What the task asks =
Check every line of the data for the word "puppy", and copy those that have it.

[Data about app and page elements]

------------------------------------

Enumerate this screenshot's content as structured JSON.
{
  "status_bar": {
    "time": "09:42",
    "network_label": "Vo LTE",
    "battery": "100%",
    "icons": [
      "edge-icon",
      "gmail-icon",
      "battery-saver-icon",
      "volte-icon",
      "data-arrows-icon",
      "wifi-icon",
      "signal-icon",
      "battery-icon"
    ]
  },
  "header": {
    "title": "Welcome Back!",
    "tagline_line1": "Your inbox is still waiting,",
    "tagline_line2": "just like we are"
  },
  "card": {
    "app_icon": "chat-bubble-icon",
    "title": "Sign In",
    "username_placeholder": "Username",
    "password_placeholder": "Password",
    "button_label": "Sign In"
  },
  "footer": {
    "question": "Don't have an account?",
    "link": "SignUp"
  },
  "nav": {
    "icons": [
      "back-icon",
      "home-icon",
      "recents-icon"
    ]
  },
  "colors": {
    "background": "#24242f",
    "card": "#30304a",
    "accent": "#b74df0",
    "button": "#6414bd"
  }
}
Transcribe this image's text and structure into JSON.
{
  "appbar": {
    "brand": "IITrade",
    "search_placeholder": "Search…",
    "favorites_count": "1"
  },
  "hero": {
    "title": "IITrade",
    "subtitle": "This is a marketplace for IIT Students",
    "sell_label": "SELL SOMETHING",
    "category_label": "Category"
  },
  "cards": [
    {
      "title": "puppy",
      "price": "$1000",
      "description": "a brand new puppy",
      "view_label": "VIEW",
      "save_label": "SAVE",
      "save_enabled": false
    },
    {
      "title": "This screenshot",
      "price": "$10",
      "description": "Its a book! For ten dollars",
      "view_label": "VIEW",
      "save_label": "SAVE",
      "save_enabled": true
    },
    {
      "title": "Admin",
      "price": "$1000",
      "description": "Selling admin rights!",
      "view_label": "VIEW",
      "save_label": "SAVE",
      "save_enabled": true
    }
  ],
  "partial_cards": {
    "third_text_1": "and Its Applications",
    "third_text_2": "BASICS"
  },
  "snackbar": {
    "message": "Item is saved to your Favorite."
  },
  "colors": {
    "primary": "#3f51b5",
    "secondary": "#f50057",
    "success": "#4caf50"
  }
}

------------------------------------

Result for this exercise =
      "title": "puppy",
      "description": "a brand new puppy",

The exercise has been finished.